Off-campus UMass Amherst users: To download campus access dissertations, please use the following link to log into our proxy server with your UMass Amherst user name and password.
Non-UMass Amherst users: Please talk to your librarian about requesting this dissertation through interlibrary loan.
Dissertations that have an embargo placed on them will not be available to anyone until the embargo expires.
Author ORCID Identifier
Open Access Dissertation
Doctor of Philosophy (PhD)
Polymer Science and Engineering
Year Degree Awarded
Month Degree Awarded
Gregory N. Tew
Biomaterials | Polymer Chemistry
Protein drugs, including antibodies, are rapidly emerging as the top-selling pharmaceuticals worldwide owing to their unparalleled specificity and biocompatibility.
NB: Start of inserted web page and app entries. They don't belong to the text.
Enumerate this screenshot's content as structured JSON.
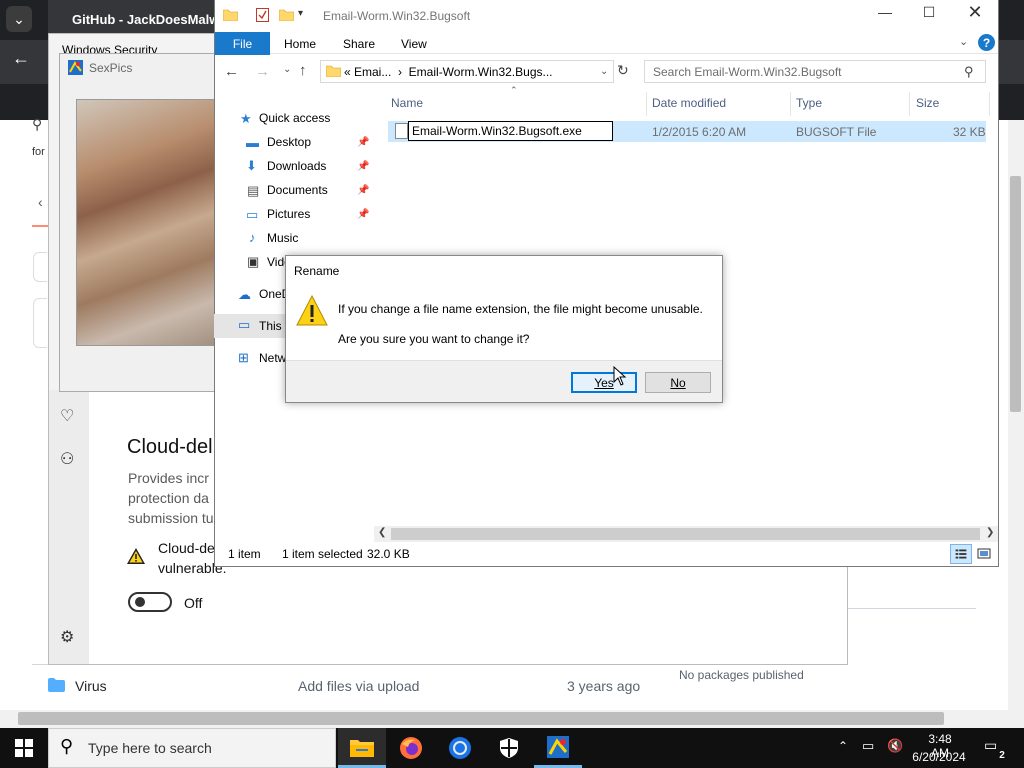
{
  "browser": {
    "tab_title": "GitHub - JackDoesMalware",
    "partial_text_for": "for",
    "repo_row": {
      "name": "Virus",
      "message": "Add files via upload",
      "date": "3 years ago"
    },
    "no_packages": "No packages published"
  },
  "windows_security": {
    "title": "Windows Security",
    "heading": "Cloud-del",
    "description": "Provides incr\nprotection da\nsubmission tu",
    "warning_text": "Cloud-de\nvulnerable.",
    "toggle_label": "Off"
  },
  "sexpics": {
    "title": "SexPics"
  },
  "explorer": {
    "title": "Email-Worm.Win32.Bugsoft",
    "ribbon_tabs": [
      "File",
      "Home",
      "Share",
      "View"
    ],
    "address": "« Emai...  ›  Email-Worm.Win32.Bugs...",
    "search_placeholder": "Search Email-Worm.Win32.Bugsoft",
    "nav_items": [
      "Quick access",
      "Desktop",
      "Downloads",
      "Documents",
      "Pictures",
      "Music",
      "Vide",
      "OneD",
      "This P",
      "Netw"
    ],
    "columns": {
      "name": "Name",
      "date": "Date modified",
      "type": "Type",
      "size": "Size"
    },
    "file": {
      "name_edit": "Email-Worm.Win32.Bugsoft.exe",
      "date": "1/2/2015 6:20 AM",
      "type": "BUGSOFT File",
      "size": "32 KB"
    },
    "status": {
      "count": "1 item",
      "selected": "1 item selected",
      "size": "32.0 KB"
    }
  },
  "dialog": {
    "title": "Rename",
    "message1": "If you change a file name extension, the file might become unusable.",
    "message2": "Are you sure you want to change it?",
    "yes": "Yes",
    "no": "No"
  },
  "taskbar": {
    "search_placeholder": "Type here to search",
    "time": "3:48 AM",
    "date": "6/20/2024",
    "notifications": "2"
  },
  "colors": {
    "accent": "#0078d7",
    "file_tab": "#1979ca",
    "selection": "#cce8ff"
  }
}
However, none of the currently-approved protein therapeutics act intracellularly, despite the vast majority of potential drug targets residing within the cell. This is due mainly to the paramount challenge of transporting hydrophilic macromolecular cargoes across the plasma membrane. As such, effective protein carriers are essential for the advancement of modern medicine. Despite significant advances, many challenges still plague protein delivery. Following membrane transduction, delivery vectors must preserve the structure and activity of their cargoes while transporting them to the correct subcellular destination and release them in a pharmacokinetically appropriate manner. Ultimately, the intracellular availability (IA), or fraction of total internalized drug which reaches its target in an active state, must be maximized to achieve meaningful biological outcomes.
Our group has developed a library of synthetic cell-penetrating peptide mimics (CPPMs) for intracellular delivery. These polymers have enabled robust non-covalent binding and delivery of functional protein and nucleic acid cargoes, resulting in substantial manipulation of cell biology. This dissertation comprises four studies wherein polymer structure is modulated to boost protein IA. First, CPPMs were directly compared to other non-covalent carriers for quantity of protein delivered and found to overwhelmingly outperform the others across all conditions tested, most significantly in particularly difficult-to-transfect T cells, neurons, and stem cells. In a second study, new block copolypeptide CPPs were reverse-engineered from optimized CPPM structures. Several of these new peptides were able to non-covalently bind and deliver proteins, a rare ability for CPPs, and hydrophobicity was revealed to universally predict IA. The next chapter documents the competing effects of polymer length on cargo uptake and function, revealing longer amphiphiles to exhibit greater IA. Finally, the effects of CPPM structure on subcellular protein delivery to the mitochondrion were investigated. This work was enabled by the simultaneous development of a new flow cytometry technique for rapid quantification of intra-organellular drug delivery. In general, these findings indicate that uptake-driven optimization is a gross oversimplification of the delivery process. Future studies should seek to better understand the mechanisms underlying IA.
Hango, Christopher R., "Enhancing the Intracellular Availability of Protein Cargoes in Polymer-Mediated Delivery" (2021). Doctoral Dissertations. 2185.